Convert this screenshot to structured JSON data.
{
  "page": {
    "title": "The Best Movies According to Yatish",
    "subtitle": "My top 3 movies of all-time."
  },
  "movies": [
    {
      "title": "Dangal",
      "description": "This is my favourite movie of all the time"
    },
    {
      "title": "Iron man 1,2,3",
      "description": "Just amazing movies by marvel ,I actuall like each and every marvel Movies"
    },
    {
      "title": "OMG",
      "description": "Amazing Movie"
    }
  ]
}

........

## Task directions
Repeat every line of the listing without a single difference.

## Response box
Convert this screenshot to structured JSON data.
{
  "page": {
    "title": "The Best Movies According to Yatish",
    "subtitle": "My top 3 movies of all-time."
  },
  "movies": [
    {
      "title": "Dangal",
      "description": "This is my favourite movie of all the time"
    },
    {
      "title": "Iron man 1,2,3",
      "description": "Just amazing movies by marvel ,I actuall like each and every marvel Movies"
    },
    {
      "title": "OMG",
      "description": "Amazing Movie"
    }
  ]
}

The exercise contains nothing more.